It was an action packed day and a really engaged audience. I loved how they built in plenty of time for Q and A and discussion. I was also most impressed with participants and presenters willingness to discuss failures.
Here’s some take home messages and thoughts from the day:
1) Measuring impact in this space is really difficult and it’s hard to attribute impact to any one intervention. How can we use proxy indicators to monitor progress? Remember to think beyond data. In this field, qualitative insights can be more powerful.
2) A good democracy requires access to information, connections and new opportunities for engagement. It’s worth considering how civic tech programmes contribute to these processes.

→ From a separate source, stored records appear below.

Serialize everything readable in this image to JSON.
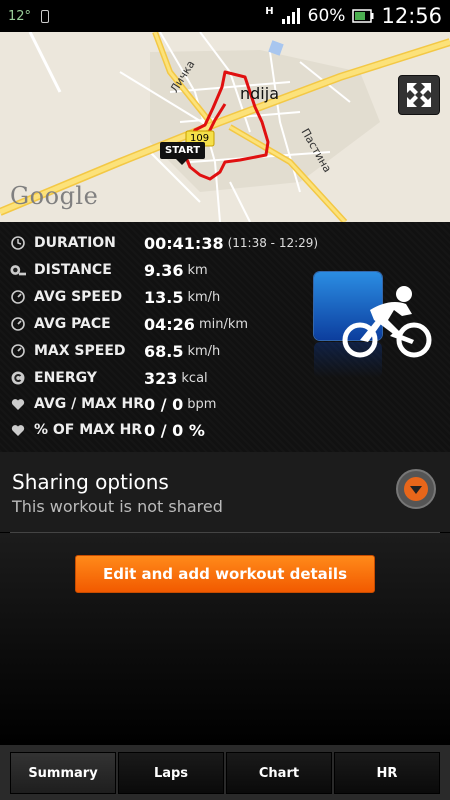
{
  "status_bar": {
    "temperature": "12°",
    "network": "H",
    "battery": "60%",
    "time": "12:56"
  },
  "map": {
    "start_label": "START",
    "road_marker": "109",
    "labels": [
      "Личка",
      "Пастина",
      "ndija"
    ],
    "attribution": "Google"
  },
  "stats": [
    {
      "icon": "clock-icon",
      "label": "DURATION",
      "value": "00:41:38",
      "unit": "",
      "extra": "(11:38 - 12:29)"
    },
    {
      "icon": "distance-icon",
      "label": "DISTANCE",
      "value": "9.36",
      "unit": "km",
      "extra": ""
    },
    {
      "icon": "gauge-icon",
      "label": "AVG SPEED",
      "value": "13.5",
      "unit": "km/h",
      "extra": ""
    },
    {
      "icon": "gauge-icon",
      "label": "AVG PACE",
      "value": "04:26",
      "unit": "min/km",
      "extra": ""
    },
    {
      "icon": "gauge-icon",
      "label": "MAX SPEED",
      "value": "68.5",
      "unit": "km/h",
      "extra": ""
    },
    {
      "icon": "energy-icon",
      "label": "ENERGY",
      "value": "323",
      "unit": "kcal",
      "extra": ""
    },
    {
      "icon": "heart-icon",
      "label": "AVG / MAX HR",
      "value": "0 / 0",
      "unit": "bpm",
      "extra": ""
    },
    {
      "icon": "heart-icon",
      "label": "% OF MAX HR",
      "value": "0 / 0 %",
      "unit": "",
      "extra": ""
    }
  ],
  "sharing": {
    "title": "Sharing options",
    "subtitle": "This workout is not shared"
  },
  "edit_button": "Edit and add workout details",
  "tabs": [
    "Summary",
    "Laps",
    "Chart",
    "HR"
  ],
  "colors": {
    "accent": "#f26c05",
    "route": "#e01010"
  }
}
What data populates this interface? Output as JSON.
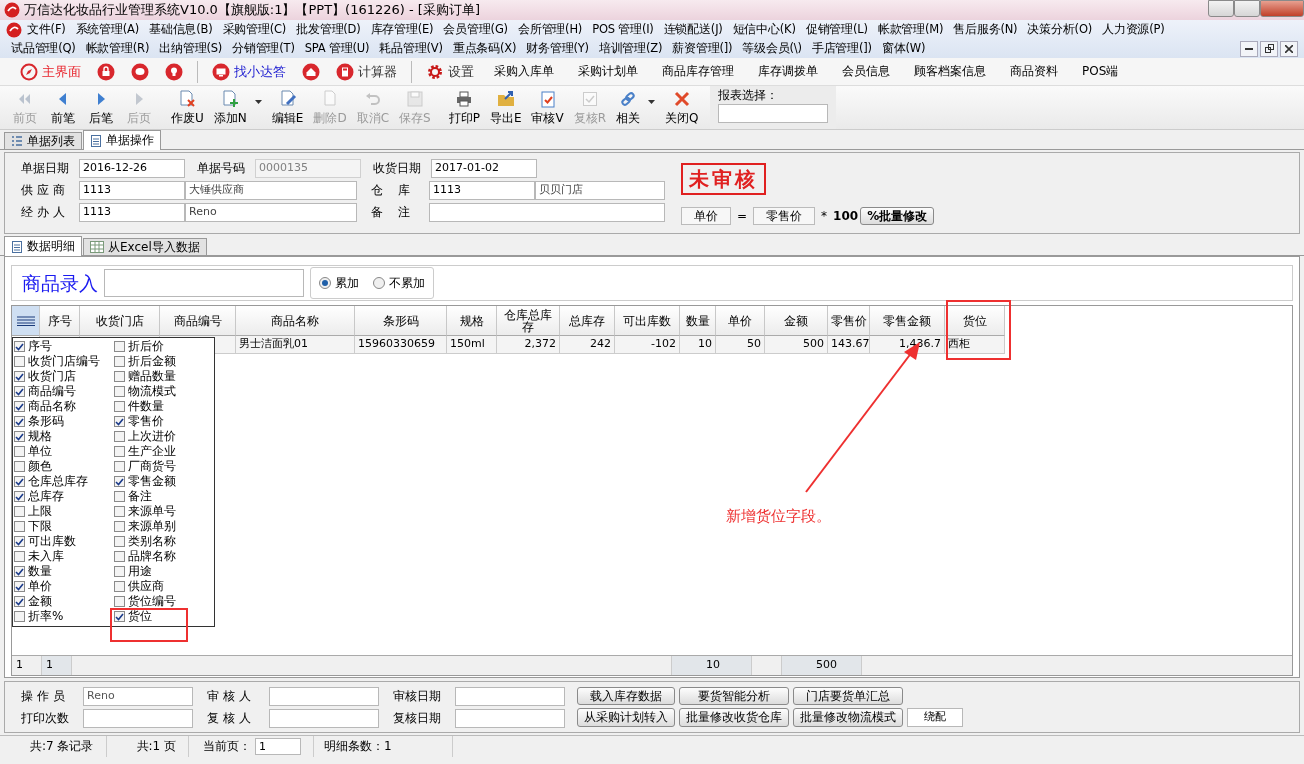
{
  "window": {
    "title": "万信达化妆品行业管理系统V10.0【旗舰版:1】【PPT】(161226) - [采购订单]"
  },
  "menu_bar": {
    "rows": [
      [
        "文件(F)",
        "系统管理(A)",
        "基础信息(B)",
        "采购管理(C)",
        "批发管理(D)",
        "库存管理(E)",
        "会员管理(G)",
        "会所管理(H)",
        "POS 管理(I)",
        "连锁配送(J)",
        "短信中心(K)",
        "促销管理(L)",
        "帐款管理(M)",
        "售后服务(N)",
        "决策分析(O)",
        "人力资源(P)"
      ],
      [
        "试品管理(Q)",
        "帐款管理(R)",
        "出纳管理(S)",
        "分销管理(T)",
        "SPA 管理(U)",
        "耗品管理(V)",
        "重点条码(X)",
        "财务管理(Y)",
        "培训管理(Z)",
        "薪资管理(])",
        "等级会员(\\)",
        "手店管理(])",
        "窗体(W)"
      ]
    ]
  },
  "quick_bar": {
    "items": [
      {
        "label": "主界面",
        "kind": "home"
      },
      {
        "label": "找小达答",
        "kind": "help"
      },
      {
        "label": "计算器",
        "kind": "tool"
      },
      {
        "label": "设置",
        "kind": "tool"
      }
    ],
    "links": [
      "采购入库单",
      "采购计划单",
      "商品库存管理",
      "库存调拨单",
      "会员信息",
      "顾客档案信息",
      "商品资料",
      "POS端"
    ]
  },
  "toolbar": {
    "buttons": [
      {
        "label": "前页",
        "disabled": true,
        "dropdown": false
      },
      {
        "label": "前笔",
        "disabled": false,
        "dropdown": false
      },
      {
        "label": "后笔",
        "disabled": false,
        "dropdown": false
      },
      {
        "label": "后页",
        "disabled": true,
        "dropdown": false
      },
      {
        "label": "作废U",
        "disabled": false,
        "dropdown": false
      },
      {
        "label": "添加N",
        "disabled": false,
        "dropdown": true
      },
      {
        "label": "编辑E",
        "disabled": false,
        "dropdown": false
      },
      {
        "label": "删除D",
        "disabled": true,
        "dropdown": false
      },
      {
        "label": "取消C",
        "disabled": true,
        "dropdown": false
      },
      {
        "label": "保存S",
        "disabled": true,
        "dropdown": false
      },
      {
        "label": "打印P",
        "disabled": false,
        "dropdown": false
      },
      {
        "label": "导出E",
        "disabled": false,
        "dropdown": false
      },
      {
        "label": "审核V",
        "disabled": false,
        "dropdown": false
      },
      {
        "label": "复核R",
        "disabled": true,
        "dropdown": false
      },
      {
        "label": "相关",
        "disabled": false,
        "dropdown": true
      },
      {
        "label": "关闭Q",
        "disabled": false,
        "dropdown": false
      }
    ],
    "report_select": {
      "label": "报表选择："
    }
  },
  "doc_tabs": [
    {
      "label": "单据列表",
      "selected": false
    },
    {
      "label": "单据操作",
      "selected": true
    }
  ],
  "form": {
    "rows": [
      [
        {
          "kind": "single",
          "label": "单据日期",
          "value": "2016-12-26",
          "disabled": false
        },
        {
          "kind": "single",
          "label": "单据号码",
          "value": "0000135",
          "disabled": true
        },
        {
          "kind": "single",
          "label": "收货日期",
          "value": "2017-01-02",
          "disabled": false
        }
      ],
      [
        {
          "kind": "pair",
          "label": "供 应 商",
          "value": "1113",
          "extra": "大锤供应商",
          "disabled": false
        },
        {
          "kind": "pair",
          "label": "仓    库",
          "value": "1113",
          "extra": "贝贝门店",
          "disabled": false
        }
      ],
      [
        {
          "kind": "pair",
          "label": "经 办 人",
          "value": "1113",
          "extra": "Reno",
          "disabled": false
        },
        {
          "kind": "note",
          "label": "备    注",
          "disabled": false
        }
      ]
    ],
    "stamp": "未审核",
    "price_formula": {
      "left": "单价",
      "equals": "=",
      "right": "零售价",
      "times": "*",
      "factor": "100",
      "button": "%批量修改"
    }
  },
  "sub_tabs": [
    {
      "label": "数据明细",
      "selected": true
    },
    {
      "label": "从Excel导入数据",
      "selected": false
    }
  ],
  "entry": {
    "label": "商品录入",
    "options": [
      {
        "label": "累加",
        "selected": true
      },
      {
        "label": "不累加",
        "selected": false
      }
    ]
  },
  "grid": {
    "columns": [
      "序号",
      "收货门店",
      "商品编号",
      "商品名称",
      "条形码",
      "规格",
      "仓库总库存",
      "总库存",
      "可出库数",
      "数量",
      "单价",
      "金额",
      "零售价",
      "零售金额",
      "货位"
    ],
    "rows": [
      {
        "cells": [
          "",
          "",
          "",
          "男士洁面乳01",
          "15960330659",
          "150ml",
          "2,372",
          "242",
          "-102",
          "10",
          "50",
          "500",
          "143.67",
          "1,436.7",
          "西柜"
        ]
      }
    ],
    "column_chooser": [
      [
        {
          "label": "序号",
          "checked": true
        },
        {
          "label": "收货门店编号",
          "checked": false
        },
        {
          "label": "收货门店",
          "checked": true
        },
        {
          "label": "商品编号",
          "checked": true
        },
        {
          "label": "商品名称",
          "checked": true
        },
        {
          "label": "条形码",
          "checked": true
        },
        {
          "label": "规格",
          "checked": true
        },
        {
          "label": "单位",
          "checked": false
        },
        {
          "label": "颜色",
          "checked": false
        },
        {
          "label": "仓库总库存",
          "checked": true
        },
        {
          "label": "总库存",
          "checked": true
        },
        {
          "label": "上限",
          "checked": false
        },
        {
          "label": "下限",
          "checked": false
        },
        {
          "label": "可出库数",
          "checked": true
        },
        {
          "label": "未入库",
          "checked": false
        },
        {
          "label": "数量",
          "checked": true
        },
        {
          "label": "单价",
          "checked": true
        },
        {
          "label": "金额",
          "checked": true
        },
        {
          "label": "折率%",
          "checked": false
        }
      ],
      [
        {
          "label": "折后价",
          "checked": false
        },
        {
          "label": "折后金额",
          "checked": false
        },
        {
          "label": "赠品数量",
          "checked": false
        },
        {
          "label": "物流模式",
          "checked": false
        },
        {
          "label": "件数量",
          "checked": false
        },
        {
          "label": "零售价",
          "checked": true
        },
        {
          "label": "上次进价",
          "checked": false
        },
        {
          "label": "生产企业",
          "checked": false
        },
        {
          "label": "厂商货号",
          "checked": false
        },
        {
          "label": "零售金额",
          "checked": true
        },
        {
          "label": "备注",
          "checked": false
        },
        {
          "label": "来源单号",
          "checked": false
        },
        {
          "label": "来源单别",
          "checked": false
        },
        {
          "label": "类别名称",
          "checked": false
        },
        {
          "label": "品牌名称",
          "checked": false
        },
        {
          "label": "用途",
          "checked": false
        },
        {
          "label": "供应商",
          "checked": false
        },
        {
          "label": "货位编号",
          "checked": false
        },
        {
          "label": "货位",
          "checked": true
        }
      ]
    ],
    "annotation": {
      "text": "新增货位字段。"
    },
    "footer": {
      "row_number": "1",
      "count": "1",
      "quantity": "10",
      "amount": "500"
    }
  },
  "bottom_form": {
    "fields": [
      {
        "label": "操 作 员",
        "value": "Reno"
      },
      {
        "label": "审 核 人"
      },
      {
        "label": "审核日期"
      },
      {
        "label": "打印次数"
      },
      {
        "label": "复 核 人"
      },
      {
        "label": "复核日期"
      }
    ],
    "buttons": [
      "载入库存数据",
      "要货智能分析",
      "门店要货单汇总",
      "从采购计划转入",
      "批量修改收货仓库",
      "批量修改物流模式"
    ],
    "mode": "绕配"
  },
  "status_bar": {
    "records": "共:7 条记录",
    "pages": "共:1 页",
    "current_label": "当前页：",
    "current": "1",
    "details": "明细条数：1"
  }
}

3) Opening up data isn’t enough. We need to think about intermediary apps and people, how to stimulate behaviour change, institutional and policy reform, a receptive political environment, an open media and many other factors if we really expect to see change on the ground.
4) How do we define civic? Amazingly few of us were certain. Some view civic engagement as increasing voter turnout, while others include a broad spectrum of activity including volunteerism and community involvement.

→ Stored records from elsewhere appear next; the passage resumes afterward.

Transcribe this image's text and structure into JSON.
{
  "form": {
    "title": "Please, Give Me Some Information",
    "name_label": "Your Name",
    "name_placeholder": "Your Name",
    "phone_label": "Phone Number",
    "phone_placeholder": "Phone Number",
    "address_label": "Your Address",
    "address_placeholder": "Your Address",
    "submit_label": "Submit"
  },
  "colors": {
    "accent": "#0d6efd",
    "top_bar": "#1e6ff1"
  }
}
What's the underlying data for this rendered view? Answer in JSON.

5) People are more likely to engage in civic activities when they can relate them to tangible changes in their lives, when it brings emotional fulfilment and when they believe that they can really make a difference. Barriers to engagement include a lack of time, unsure what they can do to help and a lack of belief in their ability to make a difference.

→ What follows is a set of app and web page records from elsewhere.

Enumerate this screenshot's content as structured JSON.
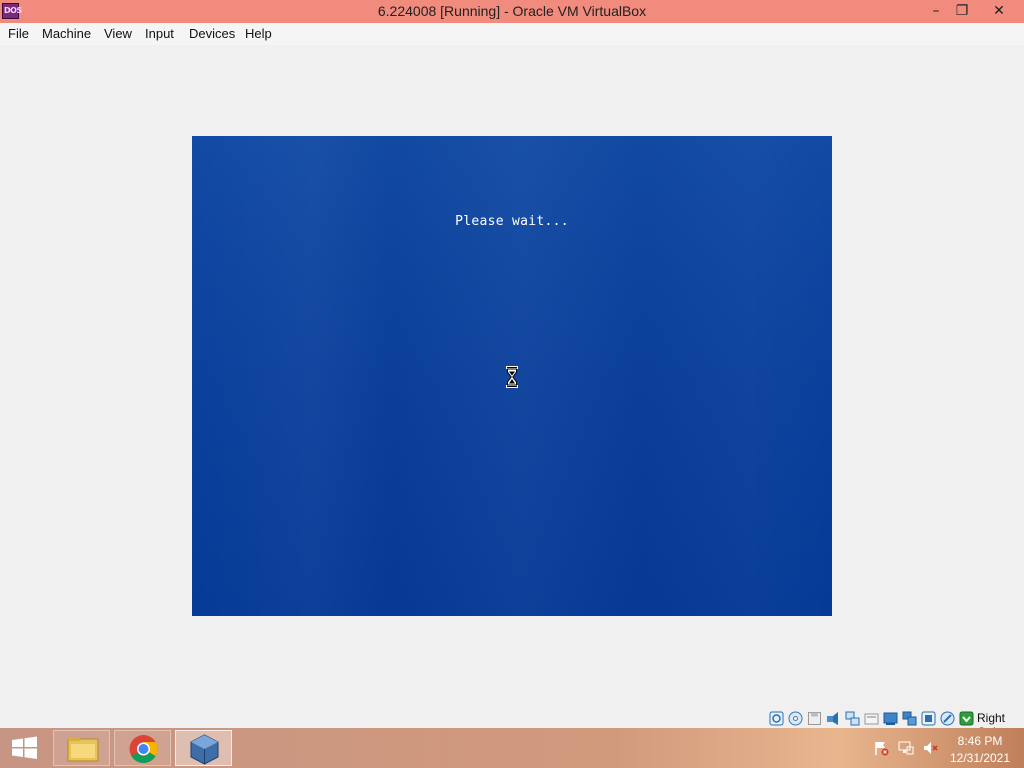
{
  "window": {
    "title": "6.224008 [Running] - Oracle VM VirtualBox",
    "app_icon_text": "DOS",
    "minimize_glyph": "–",
    "maximize_glyph": "❐",
    "close_glyph": "✕"
  },
  "menu": {
    "items": [
      "File",
      "Machine",
      "View",
      "Input",
      "Devices",
      "Help"
    ]
  },
  "vm": {
    "message": "Please wait...",
    "background_color": "#0b409c"
  },
  "statusbar": {
    "icons": [
      "hard-disk-icon",
      "optical-drive-icon",
      "floppy-icon",
      "audio-icon",
      "network-icon",
      "usb-icon",
      "shared-folders-icon",
      "display-icon",
      "video-capture-icon",
      "cpu-icon",
      "mouse-integration-icon",
      "host-key-icon"
    ],
    "host_key": "Right Ctrl"
  },
  "taskbar": {
    "apps": [
      "file-explorer",
      "google-chrome",
      "virtualbox"
    ],
    "active_app": "virtualbox",
    "tray_icons": [
      "action-center-flag-icon",
      "network-icon",
      "volume-muted-icon"
    ],
    "clock_time": "8:46 PM",
    "clock_date": "12/31/2021"
  }
}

6) In the USA, while many believed that power comes from having a voice, many citizens surveyed were reluctant to talk about political issues for fear of being insufficiently informed or judgement by others. I wonder if this effect is worse or better elsewhere.
7) Stop building programmes with the tech in mind first. Often low tech solutions and offline interventions can be more effective. Speak to those you’re trying to influence (i.e. end users) and start with identifying a need you want to address not a funky solution.
8) We don’t always need to work against government. Sometimes helping government deliver services better can be more effective. Can we ‘name and fame’ sometimes, rather than focusing on the negative? When we are working as ‘outsiders’, we still need to talk in language which they understand.
10) Think beyond changing laws to changing codes, regulations, markets, institutions and often most importantly, social norms. Can we build decentralised alternatives beyond institutions?
For those of you interested, below is a copy of my presentation: